Money MattersGrade-KindergartenSubject-MathDuration-45 minutes (1 class period)Georgia Performance Standards: MKN1h Identify coins by name and value (penny, nickel, dime, and quarter.)Materials: Teacher’s edition book Promethean Board ActivInspire computer program Money Matters Organizer “Money Matters” book by Sean Callery Access to InternetGoals: Students will be able to write each coin and the respective value. Students will alsolearn how they spend money in comparison to how adults have to spend money.Objectives: Cognitive- Students will be able to write the value and name of each coin. They willalso realize the difference in children spending money and adults spending money. Psychomotor- Auditory, visualProcedures: 1. First, the teacher should recap yesterday’s lesson. Review one section from the coin flipbook that was completed in yesterday’s activity as a review.

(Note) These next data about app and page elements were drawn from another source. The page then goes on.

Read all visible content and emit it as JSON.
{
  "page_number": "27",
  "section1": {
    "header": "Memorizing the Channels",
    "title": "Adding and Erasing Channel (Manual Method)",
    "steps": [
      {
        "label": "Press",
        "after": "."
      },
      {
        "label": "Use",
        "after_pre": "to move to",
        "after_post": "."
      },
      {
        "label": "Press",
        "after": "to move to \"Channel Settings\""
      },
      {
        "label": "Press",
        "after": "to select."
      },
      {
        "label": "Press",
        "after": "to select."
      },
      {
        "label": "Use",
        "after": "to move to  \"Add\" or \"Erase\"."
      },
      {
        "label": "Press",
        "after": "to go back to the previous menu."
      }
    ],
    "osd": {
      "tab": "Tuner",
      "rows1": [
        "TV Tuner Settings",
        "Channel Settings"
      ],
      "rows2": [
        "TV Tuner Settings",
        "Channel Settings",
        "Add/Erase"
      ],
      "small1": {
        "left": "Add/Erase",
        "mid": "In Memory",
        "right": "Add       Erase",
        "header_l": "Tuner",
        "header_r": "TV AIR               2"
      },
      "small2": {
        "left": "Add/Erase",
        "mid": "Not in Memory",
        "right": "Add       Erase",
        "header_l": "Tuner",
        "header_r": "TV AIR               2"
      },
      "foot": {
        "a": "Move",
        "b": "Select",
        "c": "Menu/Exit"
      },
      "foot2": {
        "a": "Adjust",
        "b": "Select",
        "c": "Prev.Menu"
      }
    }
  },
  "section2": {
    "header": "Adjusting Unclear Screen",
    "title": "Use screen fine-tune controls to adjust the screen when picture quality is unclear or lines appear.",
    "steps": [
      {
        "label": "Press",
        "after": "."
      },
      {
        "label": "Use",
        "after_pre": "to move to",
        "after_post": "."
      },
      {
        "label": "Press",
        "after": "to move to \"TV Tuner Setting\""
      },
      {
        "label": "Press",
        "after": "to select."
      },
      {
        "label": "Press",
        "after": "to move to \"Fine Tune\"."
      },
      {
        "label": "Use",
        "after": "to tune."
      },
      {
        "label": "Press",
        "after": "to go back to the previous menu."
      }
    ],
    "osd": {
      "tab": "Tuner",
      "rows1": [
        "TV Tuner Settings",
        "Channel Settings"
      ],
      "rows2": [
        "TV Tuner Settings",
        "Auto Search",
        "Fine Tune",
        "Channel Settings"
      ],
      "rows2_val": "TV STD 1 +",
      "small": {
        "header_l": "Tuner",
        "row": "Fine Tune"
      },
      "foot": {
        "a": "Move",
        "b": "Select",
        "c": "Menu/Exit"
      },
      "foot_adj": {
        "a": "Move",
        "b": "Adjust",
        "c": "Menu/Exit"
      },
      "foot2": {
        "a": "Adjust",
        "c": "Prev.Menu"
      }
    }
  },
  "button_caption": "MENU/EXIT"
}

2. After this, teacher should instruct students to their seats so that they can complete today’s activity. 3. Teacher should then go over the Money Matters organizer before handing out individually. 4. Next, teacher should hand out the organizer and explain each section of the chart. a. In the top left-hand corner, students should write out the different types of money. b. In the top right-hand corner, students should write the value of each of the coins. c. In the lower left-hand corner, students should give an example of how they can spend their money. d. In the lower right-hand corner, students should give an example of how their parents spend money. 5. After completing activity, teacher should instruct students back to the carpet. 6. At the carpet, teacher should review the Money Matters organizer with the entire class; teacher should further explain the difference in how adults can spend their money and how children spend their money. 7. Next, teacher should read selected sections from “Money Matters” book by Sean Callery.Evaluation: Students will write each different coin and its value. Students will learn how children spend money in comparison to adults. Oral post assessment